## Task details
Go through the entries below. Copy out every line that contains "公司员工工作日志办公系统".

Excerpts from an interface dataset:
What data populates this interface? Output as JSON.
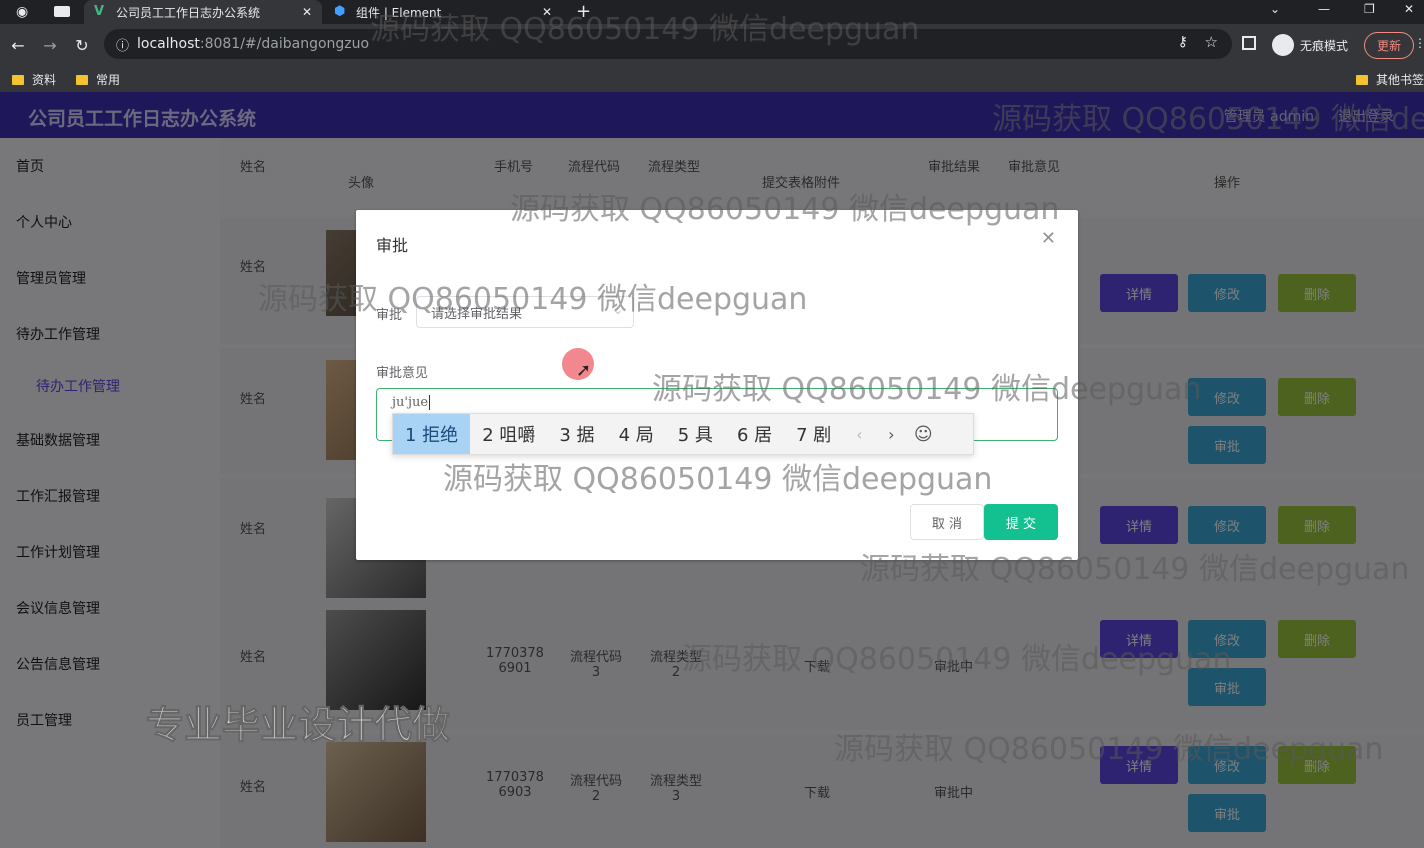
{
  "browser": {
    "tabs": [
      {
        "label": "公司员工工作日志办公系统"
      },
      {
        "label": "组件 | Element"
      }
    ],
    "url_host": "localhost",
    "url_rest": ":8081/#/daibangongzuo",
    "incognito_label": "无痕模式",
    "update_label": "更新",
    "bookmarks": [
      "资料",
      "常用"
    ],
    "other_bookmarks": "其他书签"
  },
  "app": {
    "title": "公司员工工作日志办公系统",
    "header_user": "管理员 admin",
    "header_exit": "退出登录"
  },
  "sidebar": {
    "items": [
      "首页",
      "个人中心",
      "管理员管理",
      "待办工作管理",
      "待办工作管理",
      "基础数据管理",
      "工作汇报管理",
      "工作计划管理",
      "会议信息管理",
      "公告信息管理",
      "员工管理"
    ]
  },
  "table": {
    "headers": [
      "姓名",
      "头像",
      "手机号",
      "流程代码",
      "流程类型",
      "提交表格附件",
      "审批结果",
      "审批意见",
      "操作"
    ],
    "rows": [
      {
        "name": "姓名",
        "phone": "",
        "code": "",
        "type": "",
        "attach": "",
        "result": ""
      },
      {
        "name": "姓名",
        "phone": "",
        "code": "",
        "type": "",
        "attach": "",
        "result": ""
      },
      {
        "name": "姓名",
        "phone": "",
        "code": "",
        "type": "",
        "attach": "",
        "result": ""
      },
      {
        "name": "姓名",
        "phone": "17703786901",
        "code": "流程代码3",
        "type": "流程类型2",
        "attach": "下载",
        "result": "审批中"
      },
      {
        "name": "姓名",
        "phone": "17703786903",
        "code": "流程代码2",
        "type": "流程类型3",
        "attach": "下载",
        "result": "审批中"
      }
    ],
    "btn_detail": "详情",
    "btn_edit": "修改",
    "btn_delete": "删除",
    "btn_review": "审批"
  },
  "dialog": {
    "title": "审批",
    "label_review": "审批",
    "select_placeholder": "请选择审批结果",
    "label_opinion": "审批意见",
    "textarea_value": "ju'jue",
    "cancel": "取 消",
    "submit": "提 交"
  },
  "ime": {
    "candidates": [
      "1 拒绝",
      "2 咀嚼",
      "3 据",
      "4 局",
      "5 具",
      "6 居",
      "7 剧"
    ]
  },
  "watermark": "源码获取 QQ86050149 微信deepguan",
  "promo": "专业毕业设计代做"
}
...
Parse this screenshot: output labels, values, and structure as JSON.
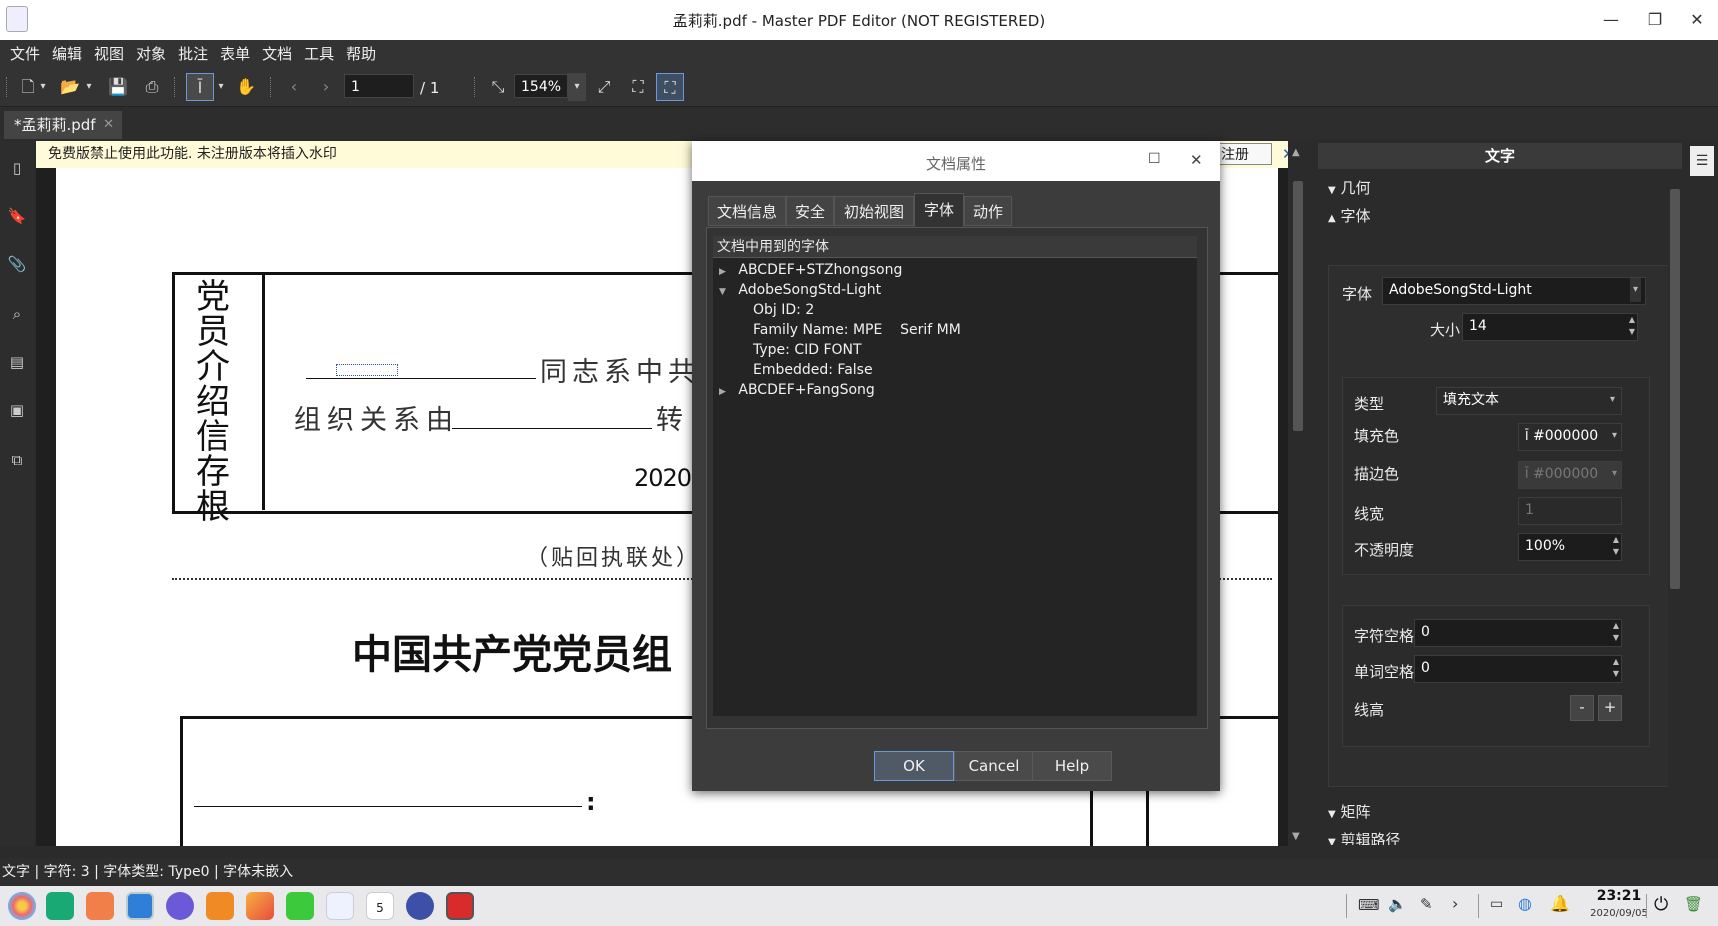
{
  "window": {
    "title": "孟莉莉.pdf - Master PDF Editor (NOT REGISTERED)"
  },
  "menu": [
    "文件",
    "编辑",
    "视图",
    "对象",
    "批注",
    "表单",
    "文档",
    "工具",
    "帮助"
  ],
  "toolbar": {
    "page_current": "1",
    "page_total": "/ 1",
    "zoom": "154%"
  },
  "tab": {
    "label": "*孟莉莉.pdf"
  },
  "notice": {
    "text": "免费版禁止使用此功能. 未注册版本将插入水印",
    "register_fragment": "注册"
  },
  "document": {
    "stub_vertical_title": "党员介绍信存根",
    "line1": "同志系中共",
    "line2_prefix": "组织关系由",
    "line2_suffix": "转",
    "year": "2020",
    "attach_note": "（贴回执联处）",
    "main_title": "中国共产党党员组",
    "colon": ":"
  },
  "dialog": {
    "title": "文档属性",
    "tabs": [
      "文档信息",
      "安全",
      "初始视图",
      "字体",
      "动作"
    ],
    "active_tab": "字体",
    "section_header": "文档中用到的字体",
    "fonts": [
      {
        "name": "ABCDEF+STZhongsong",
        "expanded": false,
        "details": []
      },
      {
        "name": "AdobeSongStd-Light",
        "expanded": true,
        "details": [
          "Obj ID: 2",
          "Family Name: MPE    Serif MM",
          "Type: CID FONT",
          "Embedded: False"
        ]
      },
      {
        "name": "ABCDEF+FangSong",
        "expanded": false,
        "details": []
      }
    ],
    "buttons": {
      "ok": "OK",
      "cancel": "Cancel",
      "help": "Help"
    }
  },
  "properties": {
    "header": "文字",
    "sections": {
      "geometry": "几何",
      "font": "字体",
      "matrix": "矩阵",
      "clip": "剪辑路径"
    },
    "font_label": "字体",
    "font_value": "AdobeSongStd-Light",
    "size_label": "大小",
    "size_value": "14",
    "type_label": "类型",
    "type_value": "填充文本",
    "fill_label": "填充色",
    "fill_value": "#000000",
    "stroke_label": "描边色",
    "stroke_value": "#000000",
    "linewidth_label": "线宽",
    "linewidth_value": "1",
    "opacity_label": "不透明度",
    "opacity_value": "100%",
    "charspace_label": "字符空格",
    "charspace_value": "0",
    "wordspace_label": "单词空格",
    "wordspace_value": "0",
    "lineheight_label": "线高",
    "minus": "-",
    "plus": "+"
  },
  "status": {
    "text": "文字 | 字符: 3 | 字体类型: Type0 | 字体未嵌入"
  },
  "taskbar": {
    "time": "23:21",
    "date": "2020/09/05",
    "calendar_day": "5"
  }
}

## Result
        "label": "公司员工工作日志办公系统"
    "title": "公司员工工作日志办公系统",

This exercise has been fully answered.